BACKGROUND : Studies for developing diagnostics and treatments for infectious diseases usually require observing the onset of infection during the study period. However, when the infection base rate incidence is low, the cohort size required to measure an effect becomes large, and recruitment becomes costly and prolonged. We developed a model for reducing recruiting time and resources in a COVID-19 detection study by targeting recruitment to high-risk individuals.

METHODS : We conducted an observational longitudinal cohort study at individual sites throughout the U.S., enrolling adults who were members of an online health and research platform. Through direct and longitudinal connection with research participants, we applied machine learning techniques to compute individual risk scores from individually permissioned data about socioeconomic and behavioral data, in combination with predicted local prevalence data. The modeled risk scores were then used to target candidates for enrollment in a hypothetical COVID-19 detection study. The main outcome measure was the incidence rate of COVID-19 according to the risk model compared with incidence rates in actual vaccine trials.

RESULTS : When we used risk scores from 66,040 participants to recruit a balanced cohort of participants for a COVID-19 detection study, we obtained a 4- to 7-fold greater COVID-19 infection incidence rate compared with similar real-world study cohorts.

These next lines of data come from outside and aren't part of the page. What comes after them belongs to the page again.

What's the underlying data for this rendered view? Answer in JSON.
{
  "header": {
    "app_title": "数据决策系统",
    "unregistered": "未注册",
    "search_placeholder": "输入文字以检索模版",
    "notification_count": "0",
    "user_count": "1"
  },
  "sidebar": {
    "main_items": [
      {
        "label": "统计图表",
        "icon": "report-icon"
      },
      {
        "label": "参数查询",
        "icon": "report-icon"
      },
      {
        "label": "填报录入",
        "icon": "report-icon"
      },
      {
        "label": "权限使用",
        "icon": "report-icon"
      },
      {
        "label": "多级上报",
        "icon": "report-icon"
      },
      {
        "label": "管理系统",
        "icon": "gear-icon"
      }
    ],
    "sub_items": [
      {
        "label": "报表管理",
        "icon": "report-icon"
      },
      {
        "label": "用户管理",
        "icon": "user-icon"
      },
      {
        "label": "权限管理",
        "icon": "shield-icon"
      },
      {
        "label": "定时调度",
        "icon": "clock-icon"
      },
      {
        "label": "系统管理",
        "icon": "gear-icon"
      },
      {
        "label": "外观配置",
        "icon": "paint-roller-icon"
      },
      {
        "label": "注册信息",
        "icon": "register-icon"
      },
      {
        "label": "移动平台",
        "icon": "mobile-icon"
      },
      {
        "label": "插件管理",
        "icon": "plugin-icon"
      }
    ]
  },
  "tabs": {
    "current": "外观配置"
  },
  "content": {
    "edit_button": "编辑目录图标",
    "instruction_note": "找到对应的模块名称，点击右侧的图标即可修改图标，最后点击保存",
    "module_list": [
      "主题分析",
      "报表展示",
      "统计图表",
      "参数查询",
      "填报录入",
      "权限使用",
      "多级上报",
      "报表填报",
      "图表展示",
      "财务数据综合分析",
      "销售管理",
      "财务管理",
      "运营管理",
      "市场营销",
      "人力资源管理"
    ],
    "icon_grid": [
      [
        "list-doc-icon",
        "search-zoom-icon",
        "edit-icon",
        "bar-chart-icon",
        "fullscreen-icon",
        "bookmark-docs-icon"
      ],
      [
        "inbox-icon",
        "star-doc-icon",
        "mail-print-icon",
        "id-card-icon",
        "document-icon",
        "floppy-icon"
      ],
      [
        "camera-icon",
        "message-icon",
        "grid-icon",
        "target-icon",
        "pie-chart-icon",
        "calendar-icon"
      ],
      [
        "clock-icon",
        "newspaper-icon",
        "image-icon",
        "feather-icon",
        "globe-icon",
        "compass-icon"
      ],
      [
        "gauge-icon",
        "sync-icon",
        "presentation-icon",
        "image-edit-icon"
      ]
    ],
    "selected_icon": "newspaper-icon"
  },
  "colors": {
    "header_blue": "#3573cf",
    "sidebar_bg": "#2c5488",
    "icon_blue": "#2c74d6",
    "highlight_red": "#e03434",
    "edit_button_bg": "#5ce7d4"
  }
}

CONCLUSION : This risk model offers the possibility of reducing costs, increasing the power of analyses, and shortening study periods by targeting for recruitment participants at higher risk.

Mezlini Aziz M, Caddigan Eamon, Shapiro Allison, Ramirez Ernesto, Kondow-McConaghy Helena M, Yang Justin, DeMarco Kerry, Naraghi-Arani Pejman, Foschini Luca

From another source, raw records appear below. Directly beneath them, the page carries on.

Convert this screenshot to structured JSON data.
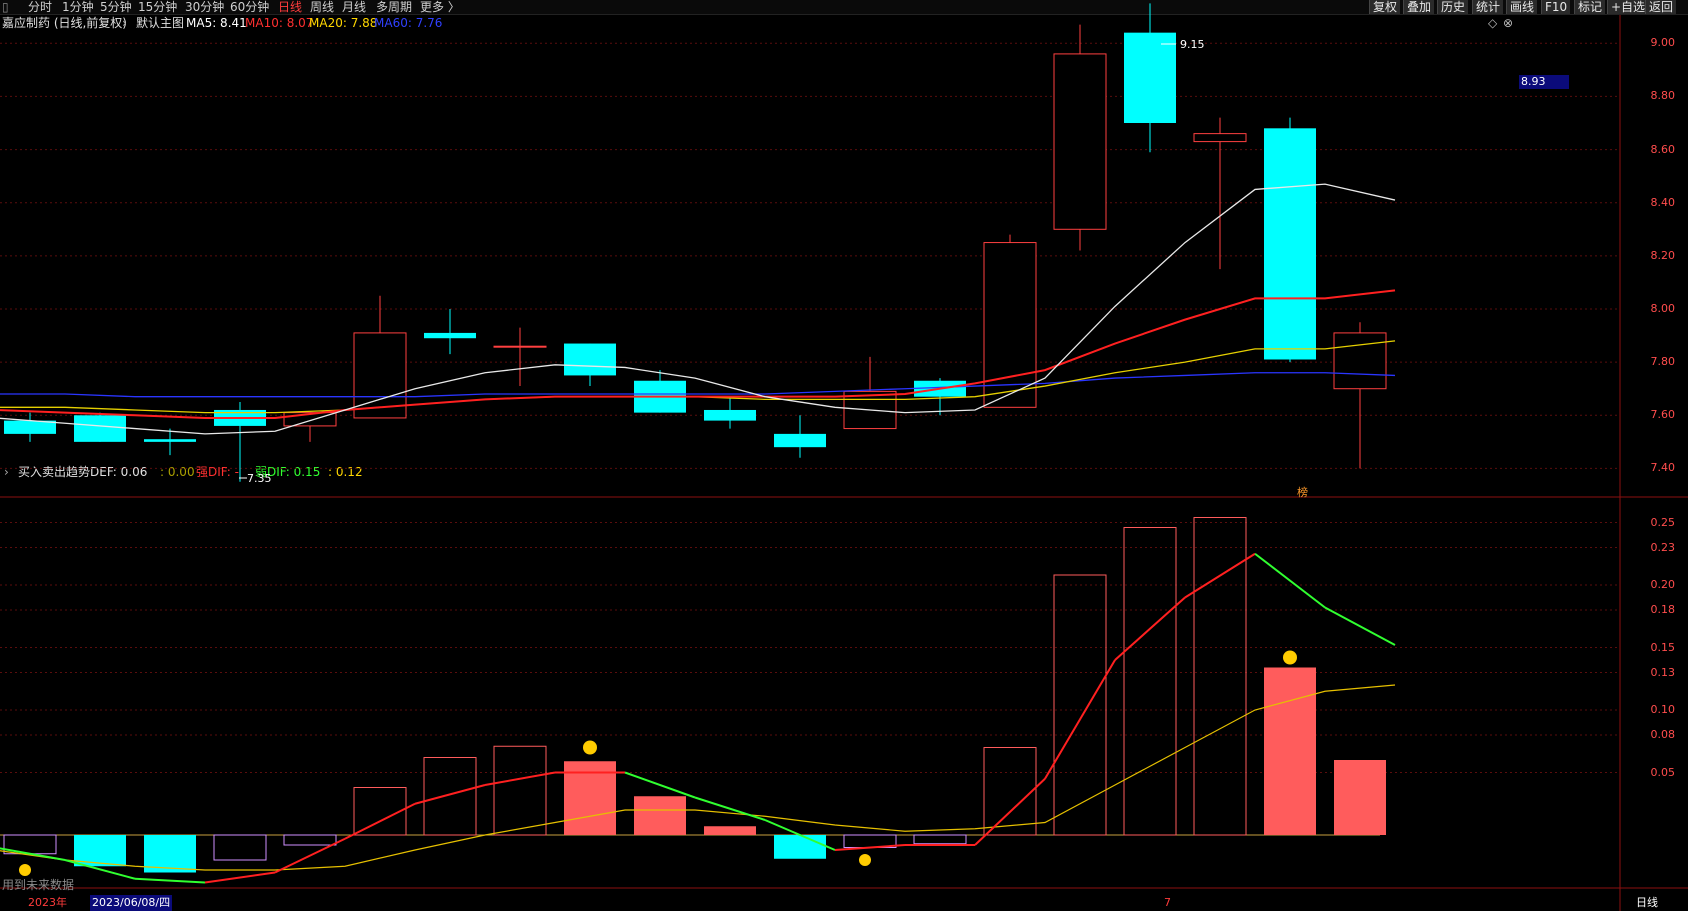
{
  "toolbar": {
    "periods": [
      "分时",
      "1分钟",
      "5分钟",
      "15分钟",
      "30分钟",
      "60分钟",
      "日线",
      "周线",
      "月线",
      "多周期",
      "更多 〉"
    ],
    "active_period": "日线",
    "actions": [
      "复权",
      "叠加",
      "历史",
      "统计",
      "画线",
      "F10",
      "标记",
      "+自选",
      "返回"
    ]
  },
  "main_info": {
    "stock": "嘉应制药 (日线,前复权)",
    "indicator": "默认主图",
    "ma5": "MA5: 8.41",
    "ma10": "MA10: 8.07",
    "ma20": "MA20: 7.88",
    "ma60": "MA60: 7.76",
    "colors": {
      "ma5": "#ffffff",
      "ma10": "#ff3030",
      "ma20": "#ffd700",
      "ma60": "#3040ff"
    }
  },
  "sub_info": {
    "indicator": "买入卖出趋势",
    "def": "DEF: 0.06",
    "zero": ": 0.00",
    "strong": "强DIF: -",
    "weak": "弱DIF: 0.15",
    "last": ": 0.12"
  },
  "price_axis": {
    "labels": [
      "9.00",
      "8.80",
      "8.60",
      "8.40",
      "8.20",
      "8.00",
      "7.80",
      "7.60",
      "7.40"
    ],
    "current": "8.93"
  },
  "sub_axis": {
    "labels": [
      "0.25",
      "0.23",
      "0.20",
      "0.18",
      "0.15",
      "0.13",
      "0.10",
      "0.08",
      "0.05"
    ]
  },
  "annotations": {
    "high": "9.15",
    "low": "7.35",
    "marker_bang": "榜",
    "future_data": "用到未来数据"
  },
  "bottom": {
    "year": "2023年",
    "date": "2023/06/08/四",
    "month_mark": "7",
    "period_btn": "日线"
  },
  "chart_data": {
    "type": "candlestick",
    "candles": [
      {
        "o": 7.58,
        "h": 7.61,
        "l": 7.5,
        "c": 7.53
      },
      {
        "o": 7.6,
        "h": 7.61,
        "l": 7.5,
        "c": 7.5
      },
      {
        "o": 7.51,
        "h": 7.55,
        "l": 7.45,
        "c": 7.5
      },
      {
        "o": 7.62,
        "h": 7.65,
        "l": 7.35,
        "c": 7.56
      },
      {
        "o": 7.56,
        "h": 7.61,
        "l": 7.5,
        "c": 7.61
      },
      {
        "o": 7.59,
        "h": 8.05,
        "l": 7.59,
        "c": 7.91
      },
      {
        "o": 7.91,
        "h": 8.0,
        "l": 7.83,
        "c": 7.89
      },
      {
        "o": 7.86,
        "h": 7.93,
        "l": 7.71,
        "c": 7.86
      },
      {
        "o": 7.87,
        "h": 7.87,
        "l": 7.71,
        "c": 7.75
      },
      {
        "o": 7.73,
        "h": 7.77,
        "l": 7.61,
        "c": 7.61
      },
      {
        "o": 7.62,
        "h": 7.67,
        "l": 7.55,
        "c": 7.58
      },
      {
        "o": 7.53,
        "h": 7.6,
        "l": 7.44,
        "c": 7.48
      },
      {
        "o": 7.55,
        "h": 7.82,
        "l": 7.55,
        "c": 7.69
      },
      {
        "o": 7.73,
        "h": 7.74,
        "l": 7.6,
        "c": 7.67
      },
      {
        "o": 7.63,
        "h": 8.28,
        "l": 7.63,
        "c": 8.25
      },
      {
        "o": 8.3,
        "h": 9.07,
        "l": 8.22,
        "c": 8.96
      },
      {
        "o": 9.04,
        "h": 9.15,
        "l": 8.59,
        "c": 8.7
      },
      {
        "o": 8.63,
        "h": 8.72,
        "l": 8.15,
        "c": 8.66
      },
      {
        "o": 8.68,
        "h": 8.72,
        "l": 7.8,
        "c": 7.81
      },
      {
        "o": 7.7,
        "h": 7.95,
        "l": 7.4,
        "c": 7.91
      }
    ],
    "ma5": [
      7.59,
      7.57,
      7.55,
      7.53,
      7.54,
      7.62,
      7.7,
      7.76,
      7.79,
      7.78,
      7.74,
      7.67,
      7.63,
      7.61,
      7.62,
      7.74,
      8.01,
      8.25,
      8.45,
      8.47,
      8.41
    ],
    "ma10": [
      7.62,
      7.61,
      7.6,
      7.59,
      7.59,
      7.62,
      7.64,
      7.66,
      7.67,
      7.67,
      7.67,
      7.67,
      7.67,
      7.68,
      7.72,
      7.77,
      7.87,
      7.96,
      8.04,
      8.04,
      8.07
    ],
    "ma20": [
      7.63,
      7.63,
      7.62,
      7.61,
      7.61,
      7.62,
      7.64,
      7.66,
      7.67,
      7.67,
      7.67,
      7.66,
      7.66,
      7.66,
      7.67,
      7.71,
      7.76,
      7.8,
      7.85,
      7.85,
      7.88
    ],
    "ma60": [
      7.68,
      7.68,
      7.67,
      7.67,
      7.67,
      7.67,
      7.67,
      7.68,
      7.68,
      7.68,
      7.68,
      7.68,
      7.69,
      7.7,
      7.71,
      7.72,
      7.74,
      7.75,
      7.76,
      7.76,
      7.75
    ],
    "price_ylim": [
      7.3,
      9.05
    ],
    "sub": {
      "bars": [
        -0.015,
        -0.025,
        -0.03,
        -0.02,
        -0.008,
        0.038,
        0.062,
        0.071,
        0.059,
        0.031,
        0.007,
        -0.019,
        -0.01,
        -0.007,
        0.07,
        0.208,
        0.246,
        0.254,
        0.134,
        0.06
      ],
      "bar_kinds": [
        "hollow",
        "cyan",
        "cyan",
        "hollow",
        "hollow",
        "hollow",
        "hollow",
        "hollow",
        "solid",
        "solid",
        "solid",
        "cyan",
        "hollow",
        "hollow",
        "hollow",
        "hollow",
        "hollow",
        "hollow",
        "solid",
        "solid"
      ],
      "dif_line": [
        -0.01,
        -0.02,
        -0.035,
        -0.038,
        -0.03,
        -0.003,
        0.025,
        0.04,
        0.05,
        0.05,
        0.03,
        0.012,
        -0.012,
        -0.008,
        -0.008,
        0.045,
        0.14,
        0.19,
        0.225,
        0.182,
        0.152
      ],
      "dea_line": [
        -0.012,
        -0.02,
        -0.025,
        -0.028,
        -0.028,
        -0.025,
        -0.012,
        0.0,
        0.01,
        0.02,
        0.02,
        0.015,
        0.008,
        0.003,
        0.005,
        0.01,
        0.04,
        0.07,
        0.1,
        0.115,
        0.12
      ],
      "ylim": [
        -0.04,
        0.26
      ]
    }
  }
}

CDC, Centers for Disease Control and Prevention, COVID-19, Clinical trials, GAMs, generalized additive models, Risk modeling